Q: What are the next steps for the Court after oral argument?
A: Justice Cassel: "We talk about the case. The judge who will author the opinion, the author judge, is assigned by the court clerk and the writing imposes a discipline that is integral to the decision process. It requires careful thought."
A: Justice Funke: "I need to see the opinion written. I may or may not be on board."

Q: Does Nebraska exercise de novo review?
A: Justice Funke: "We do for juvenile cases, domestic cases and for abuse of discretion."
A: Justice Cassel: "Everyone on the court uses heading for standards of review and the standard is usually controlling."

Q: Is it a pet peeve when someone does not give a direct answer to a question?
A: Justice Miller-Lerman: "It is never a trivial question and the judge is confused."
A: Justice Cassel: "There was a lawyer yesterday where I asked, 'So the answer is yes?'"
A: Justice Stacy: "Just answer the question!"

Q: Do you have a preference in regards to the presentation?
A: Justice Stacy: "Sometimes lawyers tell too much, thinking we haven't read the brief. But, persuasion starts with high points. A roadmap helps for the queue of questions; what is most persuasive?"
A: Chief Justice Heavican: "It is important when arguing that you know it is your opportunity to discuss what is most important in your case."

Q: How do you prepare for oral arguments? If you had an extra hour in the day, what would you do with it?
A: Justice Miller-Lerman: " Go to bed earlier. Read briefs for strength and give the research to the law clerks."
A: Chief Justice Heavican: "Key cases that are cited will be reviewed."
A: Justice Cassel: "Read as much of the record as is appropriate."
A: Justice Funke: "I read the record, pleadings by attorneys and transcripts. Were the questions and affirmative defenses framed correctly. There are two types of law clerks: career clerks and term clerks. Career clerks stay with a particular judge for a long period of time while term clerks are usually fresh out of law school, they just passed the bar. For Nebraska, term clerks for the Supreme Court clerk for two years"
A: Justice Stacy: "Author judge prepares the bench brief to help the other justices be well informed."

Overall, it was a very interesting perspective to have. I encourage all of our readers to check your local court calendars - Supreme Court or Court of Appeals - and see when they hold oral arguments and check them out if you can! It is definitely an experience in and of itself that is completely different from being in trial courts or even in school competitions.

Hopefully, these answers help you see how the Justices on one state Supreme Court see their job.

Stay classy everyone!

Saturday, May 26, 2018

Summer Reads: Part 1

As we all somehow find some more free time during the summer, I will share some of the books that I am able to read for fun over the summer.  It will come in installments as I finish books and am able to post.  Welcome to part one.

You by Caroline Kepnes

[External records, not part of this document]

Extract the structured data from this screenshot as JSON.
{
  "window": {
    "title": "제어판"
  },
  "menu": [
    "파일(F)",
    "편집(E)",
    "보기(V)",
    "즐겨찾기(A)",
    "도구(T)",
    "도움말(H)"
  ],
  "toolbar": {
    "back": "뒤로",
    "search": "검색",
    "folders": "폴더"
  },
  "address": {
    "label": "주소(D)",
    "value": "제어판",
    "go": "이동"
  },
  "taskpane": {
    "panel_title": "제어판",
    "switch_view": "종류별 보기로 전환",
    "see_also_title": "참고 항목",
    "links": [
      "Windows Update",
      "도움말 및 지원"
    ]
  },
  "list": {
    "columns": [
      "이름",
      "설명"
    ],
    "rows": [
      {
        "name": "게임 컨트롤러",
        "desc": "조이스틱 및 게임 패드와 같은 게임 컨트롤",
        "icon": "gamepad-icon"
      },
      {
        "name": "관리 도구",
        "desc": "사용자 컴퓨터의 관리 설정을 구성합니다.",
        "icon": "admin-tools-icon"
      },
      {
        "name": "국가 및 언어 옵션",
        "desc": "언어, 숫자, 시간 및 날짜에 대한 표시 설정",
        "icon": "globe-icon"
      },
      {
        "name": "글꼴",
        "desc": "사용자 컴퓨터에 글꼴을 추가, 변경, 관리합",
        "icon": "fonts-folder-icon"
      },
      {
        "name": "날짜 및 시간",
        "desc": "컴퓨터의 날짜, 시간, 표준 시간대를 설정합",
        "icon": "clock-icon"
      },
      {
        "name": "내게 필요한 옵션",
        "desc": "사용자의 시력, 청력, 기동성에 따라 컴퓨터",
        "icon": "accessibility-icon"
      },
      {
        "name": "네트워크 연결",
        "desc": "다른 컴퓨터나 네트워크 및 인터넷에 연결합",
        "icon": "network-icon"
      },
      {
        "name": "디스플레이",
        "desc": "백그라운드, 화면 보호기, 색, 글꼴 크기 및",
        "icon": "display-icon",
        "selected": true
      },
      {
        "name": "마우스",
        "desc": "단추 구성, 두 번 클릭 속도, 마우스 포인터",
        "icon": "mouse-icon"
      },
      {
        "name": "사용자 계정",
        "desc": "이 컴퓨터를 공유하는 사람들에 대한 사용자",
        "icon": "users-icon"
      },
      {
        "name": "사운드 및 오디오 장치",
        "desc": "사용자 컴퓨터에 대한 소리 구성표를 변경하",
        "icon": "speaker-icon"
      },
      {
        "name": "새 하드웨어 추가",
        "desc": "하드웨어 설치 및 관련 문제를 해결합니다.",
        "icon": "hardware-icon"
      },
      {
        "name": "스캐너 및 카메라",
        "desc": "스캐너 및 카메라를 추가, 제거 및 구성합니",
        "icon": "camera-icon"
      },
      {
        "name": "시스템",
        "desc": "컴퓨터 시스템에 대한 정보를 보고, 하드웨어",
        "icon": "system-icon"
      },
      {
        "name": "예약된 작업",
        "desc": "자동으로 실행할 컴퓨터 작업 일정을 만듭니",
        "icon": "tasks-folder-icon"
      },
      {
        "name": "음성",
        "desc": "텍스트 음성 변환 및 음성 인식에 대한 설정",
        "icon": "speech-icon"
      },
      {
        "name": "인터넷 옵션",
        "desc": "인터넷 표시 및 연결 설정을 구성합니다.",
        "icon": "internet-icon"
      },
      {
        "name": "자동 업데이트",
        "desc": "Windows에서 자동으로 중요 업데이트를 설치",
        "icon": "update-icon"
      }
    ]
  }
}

Genres: Fiction, Thriller, Suspense, Psychological Fiction, Romantic Suspense

Rating/Success: 89%

Joe Goldberg, a small bookstore employee meets Beck.  He is instantly enchanted by her and finds her on Twitter--intrigued by her every move.  After orchestrating a "chance" meeting again at a subway stop, they start a whirlwind romance with more ups and downs than the world's most intense rollercoaster.  As time passes, Joe's oddities come to light, and Beck's friends begin to warn her against Joe.  He can't have that.  He must have Beck, and he won't stop at anything to keep her in his grasp.

I could not put this book down.  It wasn't like a traditional cheesy romance novel.  Yes, there was the appropriate amount of mushy stuff, but the plot twists and the scary moments kept me glued to the pages.  This book shows that there is more to every person than meets the eye--and first impressions do not reveal everything you need to know about a person.  Those who seem the most harmless can actually be the most dangerous.  If you like a bit of a mystery, but you are not a fan of anything too frightening, I really recommend this book.  Grab it for your next long flight or car ride!

ISBN: 978-1-4767-8560-8

Happy summer!